Report each line from the data below that holds the word "desc".

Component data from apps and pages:
_____

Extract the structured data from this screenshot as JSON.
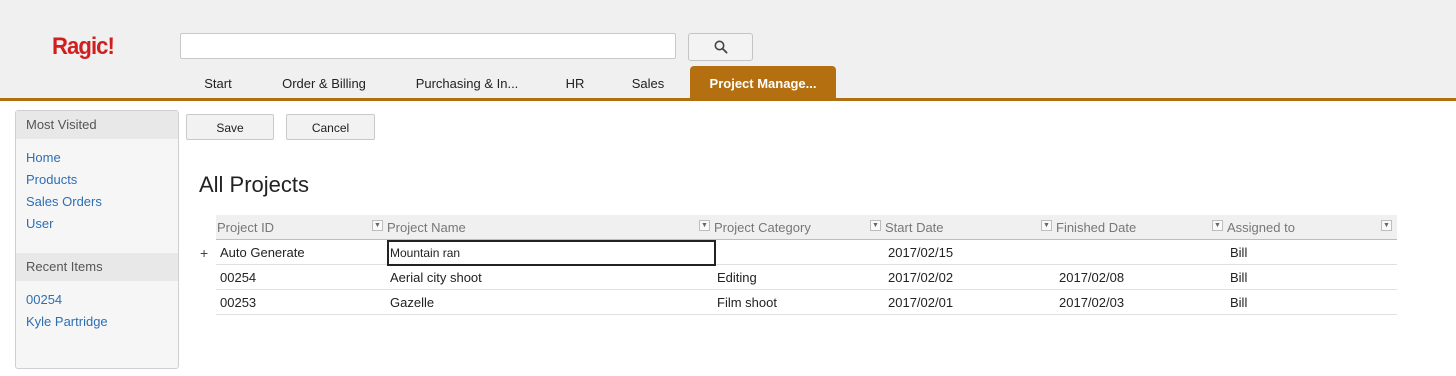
{
  "app": {
    "logo": "Ragic!"
  },
  "search": {
    "value": "",
    "placeholder": ""
  },
  "tabs": [
    {
      "label": "Start"
    },
    {
      "label": "Order & Billing"
    },
    {
      "label": "Purchasing & In..."
    },
    {
      "label": "HR"
    },
    {
      "label": "Sales"
    },
    {
      "label": "Project Manage..."
    }
  ],
  "sidebar": {
    "most_visited_title": "Most Visited",
    "most_visited": [
      {
        "label": "Home"
      },
      {
        "label": "Products"
      },
      {
        "label": "Sales Orders"
      },
      {
        "label": "User"
      }
    ],
    "recent_title": "Recent Items",
    "recent": [
      {
        "label": "00254"
      },
      {
        "label": "Kyle Partridge"
      }
    ]
  },
  "toolbar": {
    "save_label": "Save",
    "cancel_label": "Cancel"
  },
  "page": {
    "title": "All Projects"
  },
  "table": {
    "columns": [
      {
        "label": "Project ID"
      },
      {
        "label": "Project Name"
      },
      {
        "label": "Project Category"
      },
      {
        "label": "Start Date"
      },
      {
        "label": "Finished Date"
      },
      {
        "label": "Assigned to"
      }
    ],
    "new_row": {
      "add_symbol": "+",
      "project_id": "Auto Generate",
      "project_name_input": "Mountain ran",
      "project_category": "",
      "start_date": "2017/02/15",
      "finished_date": "",
      "assigned_to": "Bill"
    },
    "rows": [
      {
        "project_id": "00254",
        "project_name": "Aerial city shoot",
        "project_category": "Editing",
        "start_date": "2017/02/02",
        "finished_date": "2017/02/08",
        "assigned_to": "Bill"
      },
      {
        "project_id": "00253",
        "project_name": "Gazelle",
        "project_category": "Film shoot",
        "start_date": "2017/02/01",
        "finished_date": "2017/02/03",
        "assigned_to": "Bill"
      }
    ]
  },
  "colors": {
    "accent": "#b46f10",
    "logo": "#d11f1f",
    "link": "#2c6fb5"
  }
}
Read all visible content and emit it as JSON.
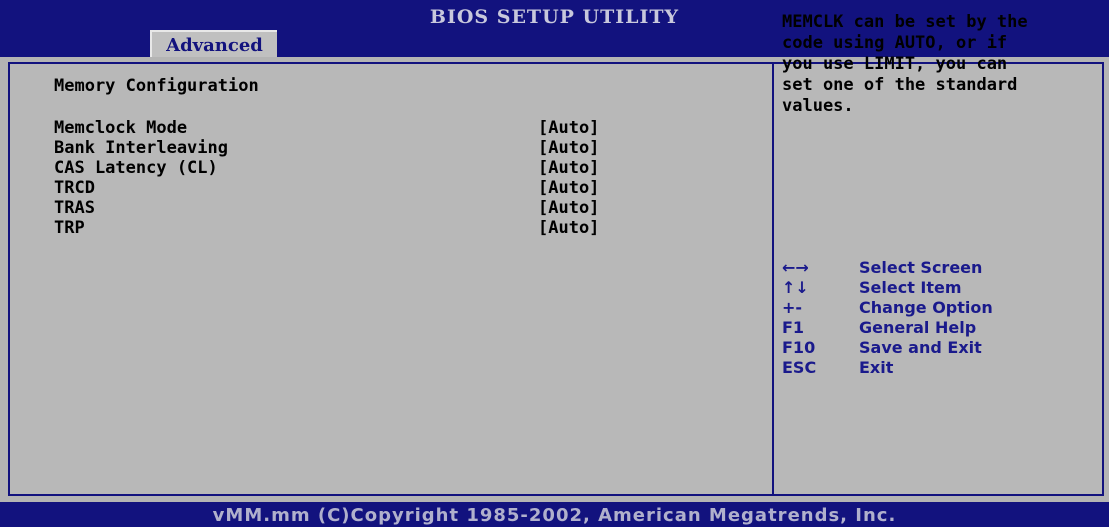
{
  "header": {
    "title": "BIOS SETUP UTILITY",
    "active_tab": "Advanced"
  },
  "main": {
    "section_title": "Memory Configuration",
    "items": [
      {
        "label": "Memclock Mode",
        "value": "[Auto]"
      },
      {
        "label": "Bank Interleaving",
        "value": "[Auto]"
      },
      {
        "label": "CAS Latency (CL)",
        "value": "[Auto]"
      },
      {
        "label": "TRCD",
        "value": "[Auto]"
      },
      {
        "label": "TRAS",
        "value": "[Auto]"
      },
      {
        "label": "TRP",
        "value": "[Auto]"
      }
    ]
  },
  "help": {
    "lines": [
      "MEMCLK can be set by the",
      "code using AUTO, or if",
      "you use LIMIT, you can",
      "set one of the standard",
      "values."
    ]
  },
  "keys": [
    {
      "key": "←→",
      "desc": "Select Screen"
    },
    {
      "key": "↑↓",
      "desc": "Select Item"
    },
    {
      "key": "+-",
      "desc": "Change Option"
    },
    {
      "key": "F1",
      "desc": "General Help"
    },
    {
      "key": "F10",
      "desc": "Save and Exit"
    },
    {
      "key": "ESC",
      "desc": "Exit"
    }
  ],
  "footer": {
    "copyright": "vMM.mm (C)Copyright 1985-2002, American Megatrends, Inc."
  },
  "colors": {
    "bar_blue": "#12127e",
    "panel_gray": "#b8b8b8",
    "key_text": "#1a1a8c"
  }
}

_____

EXERCISE RESULT:
      "desc": "Select Screen"
      "desc": "Select Item"
      "desc": "Change Option"
      "desc": "General Help"
      "desc": "Save and Exit"
      "desc": "Exit"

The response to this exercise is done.